If you are concerned that you may have low zinc levels, it is important to consult with your healthcare provider when considering supplementation, as zinc toxicity is something to avoid. Zinc competes with copper, essentially blocking copper from binding when proportions are unbalanced. The U.S. Food and Nutrition Board sets the upper limit for both dietary and supplemental zinc at 40 mg  a day for pregnant/lactating women and all other adults.

Unfortunately, a zinc deficiency might have an effect on a healthy immune system.[1] Zinc deficiency can also have an effect on skin and hair health,[2] which is why it’s important to ensure you are consuming adequate levels to maintain optimal zinc status. If you have been deficient in this essential mineral, you may find that taking a zinc supplement benefits your health in many new ways, both internally and externally.†

Finding Zinc in Our Diets

What can we eat to maximize zinc intake from our diet? There are many ways to consume enough zinc to support your health. If getting enough zinc from diet alone is an issue, consider taking daily zinc tablets to fill any nutrient gaps. Zinc rich foods you can eat to meet your daily intake zinc include:

  • Shellfish like oysters and crab
  • Poultry like turkey
  • Beef like chuck roast or ground beef
  • Pork like roasts and loins
  • Dairy like yogurt and milk
  • Eggs are a good source of zinc
  • Nuts and legumes 
  • Fortified foods

Just keep in mind that zinc from plant proteins and whole-grains are less bioavailable than zinc from animal sources.[3]  

Read More: Plant-Based Protein Sources for Vegans

The Bottom Line

Leading busy lifestyles, we sometimes forget to take good care of ourselves, to eat healthily and to take our nutritional supplements and vitamins. To keep trudging on strong, support  your immune system by keeping your vitamin or dietary supplement regimen! 

Nature Made offers 30 mg Zinc tablets that provide over 100% of your daily need to maintain a healthy zinc level, as well as a wide variety of other zinc supplements!

Learn More About Immune Supplements:

Follow @NatureMadeVitamins on Instagram for new product news, healthy tips, and more.

This information is for educational purposes only and is not intended to serve as medical advice or a recommendation for any specific product. Consult your health care provider for more information. 

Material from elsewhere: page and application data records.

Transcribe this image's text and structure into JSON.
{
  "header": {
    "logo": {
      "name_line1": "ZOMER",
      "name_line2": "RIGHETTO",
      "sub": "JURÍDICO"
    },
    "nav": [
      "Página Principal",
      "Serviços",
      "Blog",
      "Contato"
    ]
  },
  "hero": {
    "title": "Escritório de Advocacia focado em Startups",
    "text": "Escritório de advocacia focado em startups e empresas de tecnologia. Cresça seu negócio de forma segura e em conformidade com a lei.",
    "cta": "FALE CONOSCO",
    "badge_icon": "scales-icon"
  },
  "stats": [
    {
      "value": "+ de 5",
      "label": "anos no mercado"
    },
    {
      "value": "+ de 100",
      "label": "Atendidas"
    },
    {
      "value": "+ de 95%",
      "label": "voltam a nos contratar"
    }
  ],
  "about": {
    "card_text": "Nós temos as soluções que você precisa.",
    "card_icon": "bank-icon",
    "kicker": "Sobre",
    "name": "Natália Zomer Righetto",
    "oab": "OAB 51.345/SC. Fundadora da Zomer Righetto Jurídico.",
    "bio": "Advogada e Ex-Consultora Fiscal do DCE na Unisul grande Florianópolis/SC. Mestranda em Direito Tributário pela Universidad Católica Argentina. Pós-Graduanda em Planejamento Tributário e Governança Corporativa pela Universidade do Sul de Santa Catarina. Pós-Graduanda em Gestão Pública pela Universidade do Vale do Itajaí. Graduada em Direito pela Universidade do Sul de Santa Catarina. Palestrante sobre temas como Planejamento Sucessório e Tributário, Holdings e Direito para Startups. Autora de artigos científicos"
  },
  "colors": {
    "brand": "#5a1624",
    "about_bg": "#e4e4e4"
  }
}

†These statements have not been evaluated by the Food and Drug Administration. These products are not intended to diagnose, treat, cure, or prevent any disease.

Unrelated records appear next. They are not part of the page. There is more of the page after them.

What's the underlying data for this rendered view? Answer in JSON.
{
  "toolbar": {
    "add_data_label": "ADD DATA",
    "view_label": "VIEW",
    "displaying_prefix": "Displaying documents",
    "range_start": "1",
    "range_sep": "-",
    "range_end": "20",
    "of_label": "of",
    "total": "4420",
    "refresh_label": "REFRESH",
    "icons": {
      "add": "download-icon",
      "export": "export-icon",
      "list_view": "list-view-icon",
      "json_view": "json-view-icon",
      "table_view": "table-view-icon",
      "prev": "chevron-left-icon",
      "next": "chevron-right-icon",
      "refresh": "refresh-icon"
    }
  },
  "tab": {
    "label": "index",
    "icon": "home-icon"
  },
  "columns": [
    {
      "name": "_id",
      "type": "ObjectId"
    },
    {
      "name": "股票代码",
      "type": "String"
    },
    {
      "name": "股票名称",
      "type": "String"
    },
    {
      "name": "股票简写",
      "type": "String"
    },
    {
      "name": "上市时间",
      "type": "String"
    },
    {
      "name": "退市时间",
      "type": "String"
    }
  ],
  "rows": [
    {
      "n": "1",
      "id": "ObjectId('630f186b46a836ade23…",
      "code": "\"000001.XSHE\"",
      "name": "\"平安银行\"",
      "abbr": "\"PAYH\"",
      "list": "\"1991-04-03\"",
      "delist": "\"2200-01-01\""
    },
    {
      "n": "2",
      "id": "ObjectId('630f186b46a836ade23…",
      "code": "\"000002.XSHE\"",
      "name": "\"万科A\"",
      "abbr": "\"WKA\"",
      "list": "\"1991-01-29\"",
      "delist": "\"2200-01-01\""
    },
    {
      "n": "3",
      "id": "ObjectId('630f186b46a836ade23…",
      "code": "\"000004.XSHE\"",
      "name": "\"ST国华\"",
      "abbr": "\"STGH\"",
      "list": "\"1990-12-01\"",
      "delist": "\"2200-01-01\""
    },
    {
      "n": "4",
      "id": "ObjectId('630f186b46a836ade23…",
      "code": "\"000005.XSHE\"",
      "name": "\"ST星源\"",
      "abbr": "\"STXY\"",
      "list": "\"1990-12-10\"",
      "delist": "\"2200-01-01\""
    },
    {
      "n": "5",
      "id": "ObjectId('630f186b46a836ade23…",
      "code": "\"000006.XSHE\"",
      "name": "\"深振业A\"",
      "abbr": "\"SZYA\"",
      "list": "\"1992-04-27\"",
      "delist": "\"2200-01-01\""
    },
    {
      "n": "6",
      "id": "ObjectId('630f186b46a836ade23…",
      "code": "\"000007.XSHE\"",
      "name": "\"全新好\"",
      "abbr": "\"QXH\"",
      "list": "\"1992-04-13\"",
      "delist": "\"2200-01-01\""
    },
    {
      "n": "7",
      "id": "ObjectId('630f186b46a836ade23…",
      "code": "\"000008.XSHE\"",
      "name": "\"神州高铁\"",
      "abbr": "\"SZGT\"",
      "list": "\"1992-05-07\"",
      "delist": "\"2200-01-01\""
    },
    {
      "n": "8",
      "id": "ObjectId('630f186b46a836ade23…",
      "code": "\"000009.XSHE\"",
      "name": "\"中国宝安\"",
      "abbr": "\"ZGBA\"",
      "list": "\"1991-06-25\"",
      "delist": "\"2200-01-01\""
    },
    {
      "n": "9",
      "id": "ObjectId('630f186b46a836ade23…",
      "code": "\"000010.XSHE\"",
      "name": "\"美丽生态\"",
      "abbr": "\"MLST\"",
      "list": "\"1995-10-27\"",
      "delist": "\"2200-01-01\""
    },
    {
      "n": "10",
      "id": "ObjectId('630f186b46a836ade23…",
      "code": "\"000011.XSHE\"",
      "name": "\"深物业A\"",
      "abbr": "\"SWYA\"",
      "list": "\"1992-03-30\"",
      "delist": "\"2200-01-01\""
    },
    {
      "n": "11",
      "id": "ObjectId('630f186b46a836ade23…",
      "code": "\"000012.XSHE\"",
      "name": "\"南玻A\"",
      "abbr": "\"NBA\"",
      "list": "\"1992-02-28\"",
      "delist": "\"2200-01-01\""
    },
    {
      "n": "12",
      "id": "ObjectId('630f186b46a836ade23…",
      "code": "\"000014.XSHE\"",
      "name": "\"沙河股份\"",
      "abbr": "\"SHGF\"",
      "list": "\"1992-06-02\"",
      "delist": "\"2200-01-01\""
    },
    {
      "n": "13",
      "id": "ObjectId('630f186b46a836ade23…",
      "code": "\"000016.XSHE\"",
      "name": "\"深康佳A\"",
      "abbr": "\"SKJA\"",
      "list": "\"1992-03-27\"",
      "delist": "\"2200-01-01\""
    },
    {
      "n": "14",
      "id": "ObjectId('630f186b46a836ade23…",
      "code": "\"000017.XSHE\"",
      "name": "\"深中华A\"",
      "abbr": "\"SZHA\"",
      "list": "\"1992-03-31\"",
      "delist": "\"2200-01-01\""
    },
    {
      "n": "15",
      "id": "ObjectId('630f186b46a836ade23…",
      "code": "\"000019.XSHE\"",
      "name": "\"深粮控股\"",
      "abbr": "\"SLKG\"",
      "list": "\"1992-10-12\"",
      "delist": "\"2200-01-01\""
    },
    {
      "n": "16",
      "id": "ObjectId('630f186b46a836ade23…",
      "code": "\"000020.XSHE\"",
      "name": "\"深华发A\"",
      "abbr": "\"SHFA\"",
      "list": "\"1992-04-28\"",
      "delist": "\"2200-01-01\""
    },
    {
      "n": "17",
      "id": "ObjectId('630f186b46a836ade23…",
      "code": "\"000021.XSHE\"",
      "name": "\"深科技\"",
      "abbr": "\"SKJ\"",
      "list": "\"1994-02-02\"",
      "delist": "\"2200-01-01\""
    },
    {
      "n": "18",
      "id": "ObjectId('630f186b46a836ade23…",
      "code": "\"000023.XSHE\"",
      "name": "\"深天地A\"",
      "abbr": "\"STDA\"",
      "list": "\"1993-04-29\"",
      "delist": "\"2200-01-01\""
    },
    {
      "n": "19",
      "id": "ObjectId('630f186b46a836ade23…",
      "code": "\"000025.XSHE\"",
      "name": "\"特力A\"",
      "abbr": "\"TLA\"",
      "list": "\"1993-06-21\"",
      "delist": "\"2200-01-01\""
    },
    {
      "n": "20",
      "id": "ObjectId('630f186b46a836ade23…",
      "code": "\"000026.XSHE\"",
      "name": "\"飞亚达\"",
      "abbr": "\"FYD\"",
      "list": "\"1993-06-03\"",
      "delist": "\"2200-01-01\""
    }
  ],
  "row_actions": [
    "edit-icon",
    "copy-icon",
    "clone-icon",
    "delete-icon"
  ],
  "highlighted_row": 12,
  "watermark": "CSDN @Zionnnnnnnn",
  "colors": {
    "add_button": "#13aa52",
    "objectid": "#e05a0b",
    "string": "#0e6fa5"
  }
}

References

  1. Immunity in Depth: https://lpi.oregonstate.edu/mic/health-disease/immunity
  2. Minerals and Skin Health: https://lpi.oregonstate.edu/mic/health-disease/skin-health/minerals
  3. Zinc https://lpi.oregonstate.edu/mic/minerals/zinc#food-sources